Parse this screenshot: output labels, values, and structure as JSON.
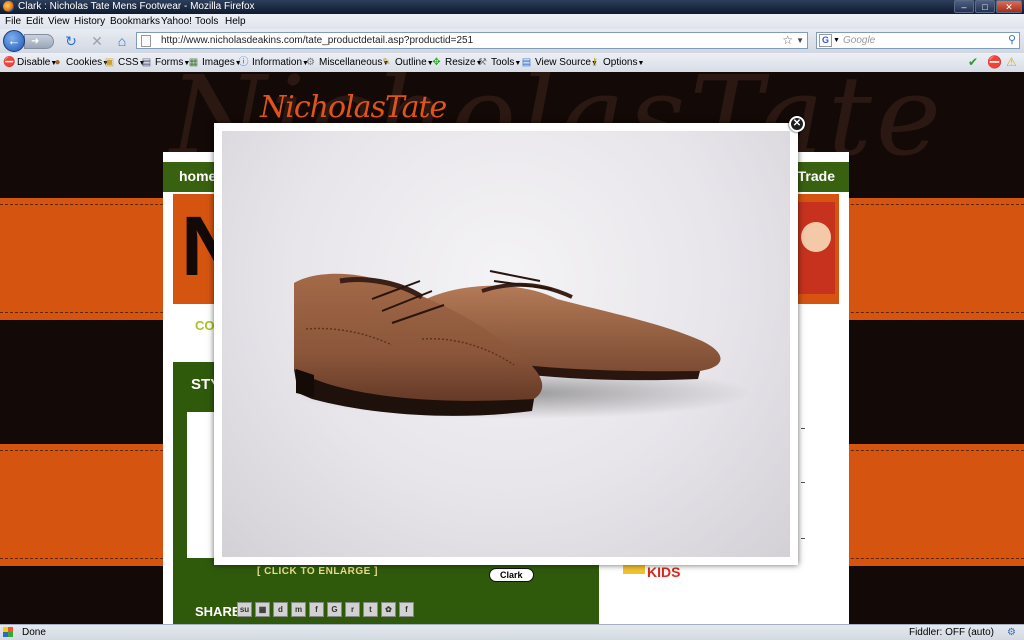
{
  "window": {
    "title": "Clark : Nicholas Tate Mens Footwear - Mozilla Firefox"
  },
  "menu": [
    "File",
    "Edit",
    "View",
    "History",
    "Bookmarks",
    "Yahoo!",
    "Tools",
    "Help"
  ],
  "address": {
    "url": "http://www.nicholasdeakins.com/tate_productdetail.asp?productid=251"
  },
  "search": {
    "placeholder": "Google",
    "engine_letter": "G"
  },
  "devbar": {
    "items": [
      "Disable",
      "Cookies",
      "CSS",
      "Forms",
      "Images",
      "Information",
      "Miscellaneous",
      "Outline",
      "Resize",
      "Tools",
      "View Source",
      "Options"
    ]
  },
  "site": {
    "logo": "NicholasTate",
    "nav_home": "home",
    "nav_trade": "Trade",
    "collection_label": "COL",
    "styles_label": "STY",
    "click_to_enlarge": "[ CLICK TO ENLARGE ]",
    "product_button": "Clark",
    "share_label": "SHARE :",
    "kids_label": "KIDS"
  },
  "lightbox": {
    "image_alt": "Brown leather lace-up brogue shoes"
  },
  "status": {
    "left": "Done",
    "fiddler": "Fiddler: OFF (auto)"
  },
  "colors": {
    "orange": "#d45410",
    "dark": "#130906",
    "green": "#386110"
  }
}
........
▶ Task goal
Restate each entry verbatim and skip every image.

▶ Answer to the exercise
Parse this screenshot: output labels, values, and structure as JSON.
{
  "window": {
    "title": "Clark : Nicholas Tate Mens Footwear - Mozilla Firefox"
  },
  "menu": [
    "File",
    "Edit",
    "View",
    "History",
    "Bookmarks",
    "Yahoo!",
    "Tools",
    "Help"
  ],
  "address": {
    "url": "http://www.nicholasdeakins.com/tate_productdetail.asp?productid=251"
  },
  "search": {
    "placeholder": "Google",
    "engine_letter": "G"
  },
  "devbar": {
    "items": [
      "Disable",
      "Cookies",
      "CSS",
      "Forms",
      "Images",
      "Information",
      "Miscellaneous",
      "Outline",
      "Resize",
      "Tools",
      "View Source",
      "Options"
    ]
  },
  "site": {
    "logo": "NicholasTate",
    "nav_home": "home",
    "nav_trade": "Trade",
    "collection_label": "COL",
    "styles_label": "STY",
    "click_to_enlarge": "[ CLICK TO ENLARGE ]",
    "product_button": "Clark",
    "share_label": "SHARE :",
    "kids_label": "KIDS"
  },
  "lightbox": {
    "image_alt": "Brown leather lace-up brogue shoes"
  },
  "status": {
    "left": "Done",
    "fiddler": "Fiddler: OFF (auto)"
  },
  "colors": {
    "orange": "#d45410",
    "dark": "#130906",
    "green": "#386110"
  }
}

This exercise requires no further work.